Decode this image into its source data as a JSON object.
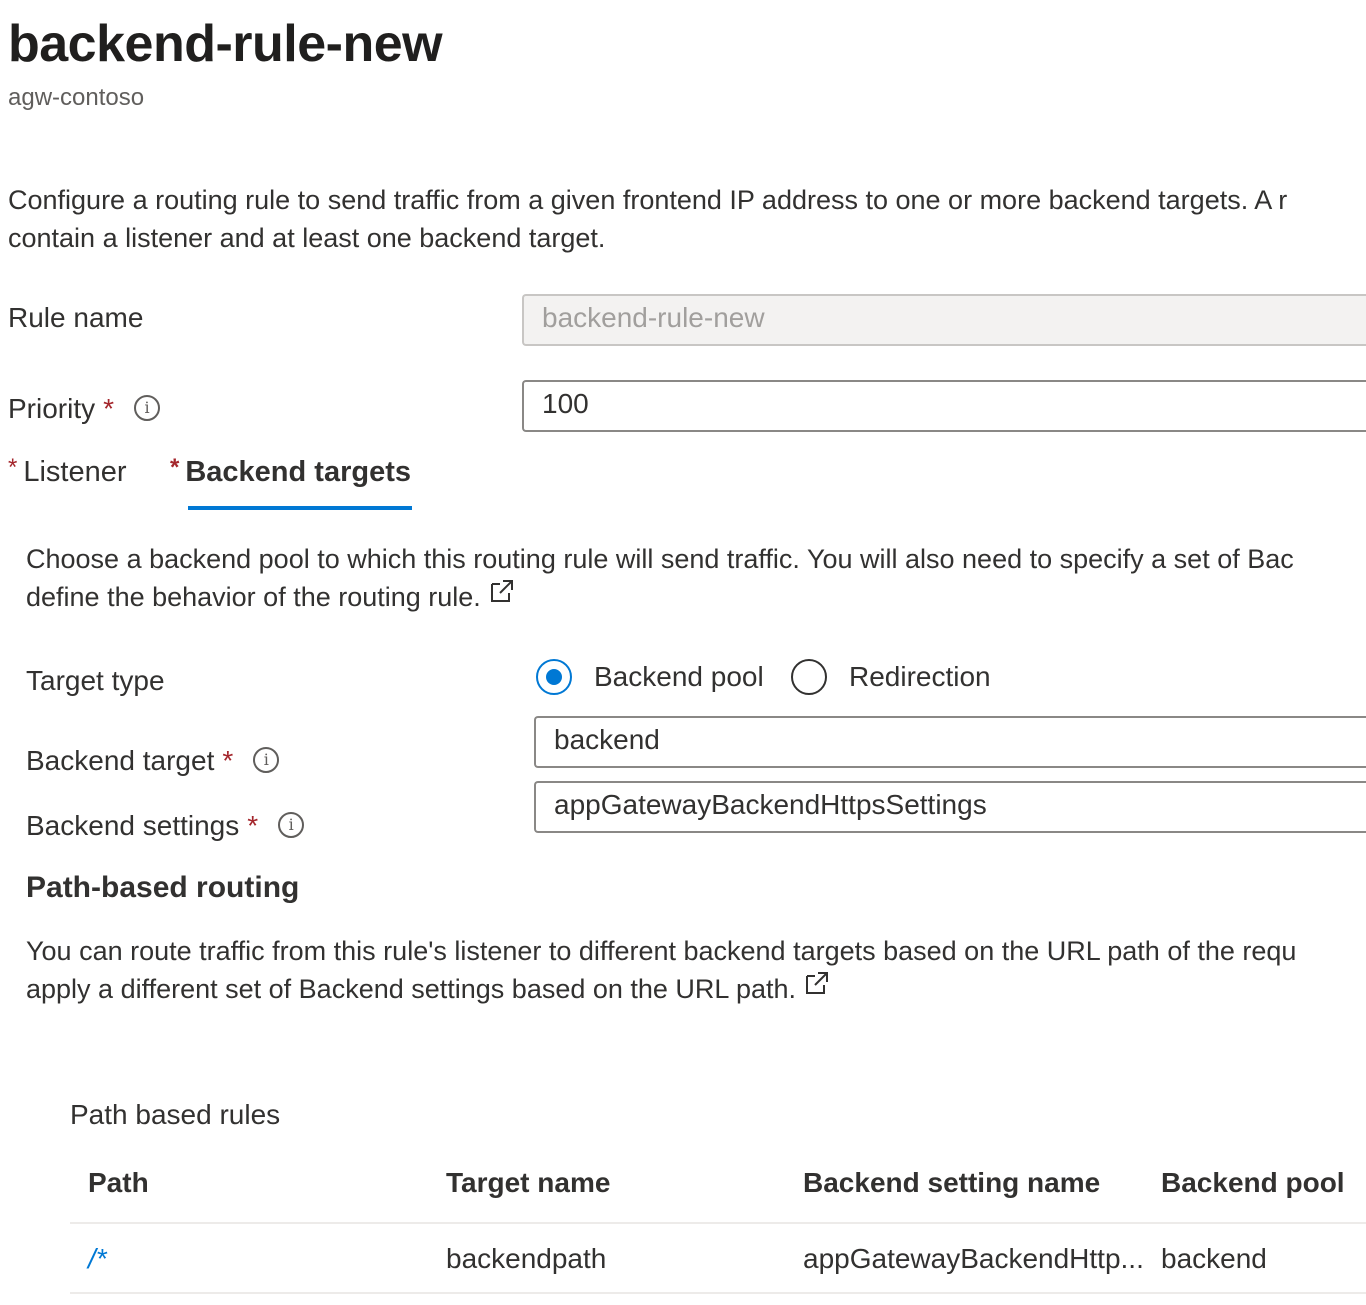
{
  "page": {
    "title": "backend-rule-new",
    "subtitle": "agw-contoso",
    "description_line1": "Configure a routing rule to send traffic from a given frontend IP address to one or more backend targets. A r",
    "description_line2": "contain a listener and at least one backend target."
  },
  "form": {
    "rule_name_label": "Rule name",
    "rule_name_value": "backend-rule-new",
    "priority_label": "Priority",
    "priority_value": "100",
    "required_marker": "*",
    "info_glyph": "i"
  },
  "tabs": [
    {
      "label": "Listener",
      "active": false
    },
    {
      "label": "Backend targets",
      "active": true
    }
  ],
  "backend_targets": {
    "description_line1": "Choose a backend pool to which this routing rule will send traffic. You will also need to specify a set of Bac",
    "description_line2": "define the behavior of the routing rule.",
    "target_type_label": "Target type",
    "target_type_options": [
      {
        "label": "Backend pool",
        "selected": true
      },
      {
        "label": "Redirection",
        "selected": false
      }
    ],
    "backend_target_label": "Backend target",
    "backend_target_value": "backend",
    "backend_settings_label": "Backend settings",
    "backend_settings_value": "appGatewayBackendHttpsSettings"
  },
  "path_routing": {
    "heading": "Path-based routing",
    "description_line1": "You can route traffic from this rule's listener to different backend targets based on the URL path of the requ",
    "description_line2": "apply a different set of Backend settings based on the URL path.",
    "table_title": "Path based rules",
    "columns": [
      "Path",
      "Target name",
      "Backend setting name",
      "Backend pool"
    ],
    "rows": [
      {
        "path": "/*",
        "target_name": "backendpath",
        "backend_setting_name": "appGatewayBackendHttp...",
        "backend_pool": "backend"
      }
    ]
  },
  "colors": {
    "accent": "#0078d4",
    "required": "#a4262c",
    "text": "#323130"
  },
  "icons": [
    "info-icon",
    "external-link-icon",
    "radio-selected-icon",
    "radio-unselected-icon"
  ]
}
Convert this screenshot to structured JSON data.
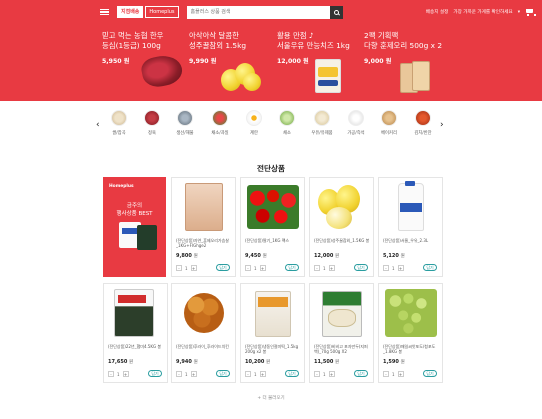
{
  "header": {
    "tabs": [
      "지점배송",
      "Homeplus"
    ],
    "search_placeholder": "홈플러스 상품 검색",
    "delivery_label": "배송지 설정",
    "notice_label": "가장 가까운 가게를 확인하세요",
    "brand_color": "#e83a42"
  },
  "banner": {
    "promos": [
      {
        "title": "믿고 먹는 농협 한우",
        "title2": "등심(1등급) 100g",
        "price": "5,950 원"
      },
      {
        "title": "아삭아삭 달콤한",
        "title2": "성주꿀참외 1.5kg",
        "price": "9,990 원"
      },
      {
        "title": "활용 만점 ♪",
        "title2": "서울우유 만능치즈 1kg",
        "price": "12,000 원"
      },
      {
        "title": "2팩 기획팩",
        "title2": "다향 훈제오리 500g x 2",
        "price": "9,000 원"
      }
    ]
  },
  "categories": [
    {
      "label": "쌀/잡곡",
      "icon": "rice-bowl-icon"
    },
    {
      "label": "정육",
      "icon": "meat-icon"
    },
    {
      "label": "생선/해물",
      "icon": "fish-icon"
    },
    {
      "label": "채소/과일",
      "icon": "vegetable-icon"
    },
    {
      "label": "계란",
      "icon": "egg-icon"
    },
    {
      "label": "채소",
      "icon": "lettuce-icon"
    },
    {
      "label": "우유/유제품",
      "icon": "milk-icon"
    },
    {
      "label": "가공/즉석",
      "icon": "ready-meal-icon"
    },
    {
      "label": "베이커리",
      "icon": "bread-icon"
    },
    {
      "label": "김치/반찬",
      "icon": "kimchi-icon"
    }
  ],
  "section": {
    "title": "전단상품",
    "promo_logo": "Homeplus",
    "promo_heading1": "금주의",
    "promo_heading2": "행사상품 BEST",
    "more_label": "더 불러오기"
  },
  "products": [
    {
      "name": "(전단상품)자연_훈제오리가슴살_1KG+FIGhge2",
      "price": "9,800",
      "icon": "smoked-duck-icon"
    },
    {
      "name": "(전단상품)딸기_1KG 팩스",
      "price": "9,450",
      "icon": "strawberry-icon"
    },
    {
      "name": "(전단상품)성주꿀참외_1.5KG 봉",
      "price": "12,000",
      "icon": "melon-icon"
    },
    {
      "name": "(전단상품)서울_우유_2.3L",
      "price": "5,120",
      "icon": "milk-jug-icon"
    },
    {
      "name": "(전단상품)22년_햅미4.5KG 봉",
      "price": "17,650",
      "icon": "rice-bag-icon"
    },
    {
      "name": "(전단상품)후라이_후라이드치킨",
      "price": "9,940",
      "icon": "fried-chicken-icon"
    },
    {
      "name": "(전단상품)냉동인절미떡_1.5kg 200g x2 봉",
      "price": "10,200",
      "icon": "rice-cake-icon"
    },
    {
      "name": "(전단상품)비비고 포자만두(지퍼백)_70g 500g X2",
      "price": "11,500",
      "icon": "dumpling-icon"
    },
    {
      "name": "(전단상품)매일씨앗포도/청포도_1.8KG 봉",
      "price": "1,590",
      "icon": "grape-icon"
    }
  ],
  "won_label": "원",
  "cart_label": "담기",
  "qty_default": "1"
}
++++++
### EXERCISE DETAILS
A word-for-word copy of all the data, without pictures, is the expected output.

### SOLUTION
Decode this image into its source data as a JSON object.
{
  "page": {
    "title": "backend-rule-new",
    "subtitle": "agw-contoso",
    "description_line1": "Configure a routing rule to send traffic from a given frontend IP address to one or more backend targets. A r",
    "description_line2": "contain a listener and at least one backend target."
  },
  "form": {
    "rule_name_label": "Rule name",
    "rule_name_value": "backend-rule-new",
    "priority_label": "Priority",
    "priority_value": "100",
    "required_marker": "*",
    "info_glyph": "i"
  },
  "tabs": [
    {
      "label": "Listener",
      "active": false
    },
    {
      "label": "Backend targets",
      "active": true
    }
  ],
  "backend_targets": {
    "description_line1": "Choose a backend pool to which this routing rule will send traffic. You will also need to specify a set of Bac",
    "description_line2": "define the behavior of the routing rule.",
    "target_type_label": "Target type",
    "target_type_options": [
      {
        "label": "Backend pool",
        "selected": true
      },
      {
        "label": "Redirection",
        "selected": false
      }
    ],
    "backend_target_label": "Backend target",
    "backend_target_value": "backend",
    "backend_settings_label": "Backend settings",
    "backend_settings_value": "appGatewayBackendHttpsSettings"
  },
  "path_routing": {
    "heading": "Path-based routing",
    "description_line1": "You can route traffic from this rule's listener to different backend targets based on the URL path of the requ",
    "description_line2": "apply a different set of Backend settings based on the URL path.",
    "table_title": "Path based rules",
    "columns": [
      "Path",
      "Target name",
      "Backend setting name",
      "Backend pool"
    ],
    "rows": [
      {
        "path": "/*",
        "target_name": "backendpath",
        "backend_setting_name": "appGatewayBackendHttp...",
        "backend_pool": "backend"
      }
    ]
  },
  "colors": {
    "accent": "#0078d4",
    "required": "#a4262c",
    "text": "#323130"
  },
  "icons": [
    "info-icon",
    "external-link-icon",
    "radio-selected-icon",
    "radio-unselected-icon"
  ]
}
Convert this screenshot to structured JSON data.
{
  "header": {
    "tabs": [
      "지점배송",
      "Homeplus"
    ],
    "search_placeholder": "홈플러스 상품 검색",
    "delivery_label": "배송지 설정",
    "notice_label": "가장 가까운 가게를 확인하세요",
    "brand_color": "#e83a42"
  },
  "banner": {
    "promos": [
      {
        "title": "믿고 먹는 농협 한우",
        "title2": "등심(1등급) 100g",
        "price": "5,950 원"
      },
      {
        "title": "아삭아삭 달콤한",
        "title2": "성주꿀참외 1.5kg",
        "price": "9,990 원"
      },
      {
        "title": "활용 만점 ♪",
        "title2": "서울우유 만능치즈 1kg",
        "price": "12,000 원"
      },
      {
        "title": "2팩 기획팩",
        "title2": "다향 훈제오리 500g x 2",
        "price": "9,000 원"
      }
    ]
  },
  "categories": [
    {
      "label": "쌀/잡곡",
      "icon": "rice-bowl-icon"
    },
    {
      "label": "정육",
      "icon": "meat-icon"
    },
    {
      "label": "생선/해물",
      "icon": "fish-icon"
    },
    {
      "label": "채소/과일",
      "icon": "vegetable-icon"
    },
    {
      "label": "계란",
      "icon": "egg-icon"
    },
    {
      "label": "채소",
      "icon": "lettuce-icon"
    },
    {
      "label": "우유/유제품",
      "icon": "milk-icon"
    },
    {
      "label": "가공/즉석",
      "icon": "ready-meal-icon"
    },
    {
      "label": "베이커리",
      "icon": "bread-icon"
    },
    {
      "label": "김치/반찬",
      "icon": "kimchi-icon"
    }
  ],
  "section": {
    "title": "전단상품",
    "promo_logo": "Homeplus",
    "promo_heading1": "금주의",
    "promo_heading2": "행사상품 BEST",
    "more_label": "더 불러오기"
  },
  "products": [
    {
      "name": "(전단상품)자연_훈제오리가슴살_1KG+FIGhge2",
      "price": "9,800",
      "icon": "smoked-duck-icon"
    },
    {
      "name": "(전단상품)딸기_1KG 팩스",
      "price": "9,450",
      "icon": "strawberry-icon"
    },
    {
      "name": "(전단상품)성주꿀참외_1.5KG 봉",
      "price": "12,000",
      "icon": "melon-icon"
    },
    {
      "name": "(전단상품)서울_우유_2.3L",
      "price": "5,120",
      "icon": "milk-jug-icon"
    },
    {
      "name": "(전단상품)22년_햅미4.5KG 봉",
      "price": "17,650",
      "icon": "rice-bag-icon"
    },
    {
      "name": "(전단상품)후라이_후라이드치킨",
      "price": "9,940",
      "icon": "fried-chicken-icon"
    },
    {
      "name": "(전단상품)냉동인절미떡_1.5kg 200g x2 봉",
      "price": "10,200",
      "icon": "rice-cake-icon"
    },
    {
      "name": "(전단상품)비비고 포자만두(지퍼백)_70g 500g X2",
      "price": "11,500",
      "icon": "dumpling-icon"
    },
    {
      "name": "(전단상품)매일씨앗포도/청포도_1.8KG 봉",
      "price": "1,590",
      "icon": "grape-icon"
    }
  ],
  "won_label": "원",
  "cart_label": "담기",
  "qty_default": "1"
}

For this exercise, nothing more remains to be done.